Note: “Relationship” girls/guys are considered individuals who tend not to stay single long. They often are in a new relationship 4–6 months after a breakup.
This is the question I received for context:
“Hi Arnav, I consider myself to be a “relationship” girl. In my adult dating life over the past 5 years for example, I haven’t been single longer than 6 months. In that time period, I’ve been in 3 relationships (they lasted 6 months, 1.5 year and 2 years).
I’m recently going through a break up and one of my friends bought up my adult relationship history and said, maybe you should try to be single for a year. What do you think? Is it bad to be a “relationship” girl?”
First thing, I’ll say just from your self esteem perspective, is while you may be considered a “relationship” girl, I think you’ve done decently well in terms of screening your ex partners given that the shortest relationship was 6 months and the other 2 were more than 1.5 year each.
I think there’s a flip side to this where some people believe, they’re not good at being single and get into relationships that aren’t really meant for them so, you may see a lot of 4 month or 6 month relationships, because they’re just getting into relationships with people out of insecurity of being single.
The caveat to this is obviously, the knowledge you have.
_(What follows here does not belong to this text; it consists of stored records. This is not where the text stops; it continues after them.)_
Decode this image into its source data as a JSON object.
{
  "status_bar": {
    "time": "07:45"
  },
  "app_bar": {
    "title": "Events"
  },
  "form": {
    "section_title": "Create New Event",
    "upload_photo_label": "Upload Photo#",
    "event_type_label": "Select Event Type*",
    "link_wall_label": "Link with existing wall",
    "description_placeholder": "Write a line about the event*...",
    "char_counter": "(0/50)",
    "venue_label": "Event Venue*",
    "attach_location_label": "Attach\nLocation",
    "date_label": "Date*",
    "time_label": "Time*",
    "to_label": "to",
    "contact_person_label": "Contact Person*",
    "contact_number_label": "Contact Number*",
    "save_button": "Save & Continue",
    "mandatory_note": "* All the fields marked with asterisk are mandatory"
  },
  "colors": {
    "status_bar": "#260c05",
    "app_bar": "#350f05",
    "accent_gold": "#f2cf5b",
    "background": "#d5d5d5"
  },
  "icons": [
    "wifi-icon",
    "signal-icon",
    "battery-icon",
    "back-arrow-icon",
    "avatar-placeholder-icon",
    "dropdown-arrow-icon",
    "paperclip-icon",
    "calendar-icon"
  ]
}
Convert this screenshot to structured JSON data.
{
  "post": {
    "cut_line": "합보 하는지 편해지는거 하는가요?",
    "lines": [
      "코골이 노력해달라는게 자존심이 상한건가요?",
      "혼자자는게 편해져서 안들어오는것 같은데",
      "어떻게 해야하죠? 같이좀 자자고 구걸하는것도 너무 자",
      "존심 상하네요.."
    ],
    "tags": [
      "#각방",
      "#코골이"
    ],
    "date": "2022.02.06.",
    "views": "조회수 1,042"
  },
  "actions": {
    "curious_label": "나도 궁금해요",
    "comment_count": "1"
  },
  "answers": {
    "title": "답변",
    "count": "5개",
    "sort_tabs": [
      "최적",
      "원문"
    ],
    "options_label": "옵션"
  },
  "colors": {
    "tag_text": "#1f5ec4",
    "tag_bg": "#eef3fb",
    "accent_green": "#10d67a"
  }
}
Advising people on relationships is sometimes tough because it requires a ton of individual self-awareness, where an outside party often can’t help.
So, in this case, I think you’ve done well, because they’ve been sort of longer-term relationships (shortest being 6 months), but I don’t know what your mentality was in getting into these relationships.
Did one of the individuals show one sign of maturity and you said, let’s start this relationship? Or did it, actually come from a healthy perspective of, I’ve healed from previous breakup and am ready to enter into a new relationship?
I can’t answer those questions as a third-party bystander. Only you know the answers to that question.
The main thing, from my perspective, is you should make sure you’re comfortable with being alone, being single, and loving yourself.
I think of the negative characterizations of “relationship girls/guys” comes from the fact that they don’t love themselves, they don’t think they have enough belief in themselves to be alone for a long period of time, and thus they quickly enter into relationships to cover up that wound and to feel loved by someone and not have to work on those aspects of yourself.
I think any person in a healthy and secure relationship would say is that, I and my partner, lived fulfilled lives beforehand. And that we, each just added more light to our fulfilled lives.
In terms of the time table for the breakup and how long you should be single, again, I’m not a big fan of timetables. I think timetables are meaningless if you don’t put in the work.
In other words, someone can be single for 2 years after a breakup and still not be in a great mental state for entering into a new relationship if they don’t put in the work whereas someone else in a similar situation can be ready for a new relationship in 8 months if they do put in the work.
So, what I would tell you, is to focus on healing from the breakup, processing the emotions that you are — the sadness of losing your partner, the emotions of feeling alone and vulnerable, and just sticking through that, and being comfortable gaining strength in being alone and finding a fulfilled alone.
And once you get to that spot, you can be ready to start dating again. Again, it’s really not about timetables for me, it’s about putting in the work.
Putting in the work is not fun. You have to deal with emotions, you have to deal with working on yourself, but in the long-run, that’s the best thing to do. Only by putting in the work, will you get to a healthy mental and emotional state for your next relationship.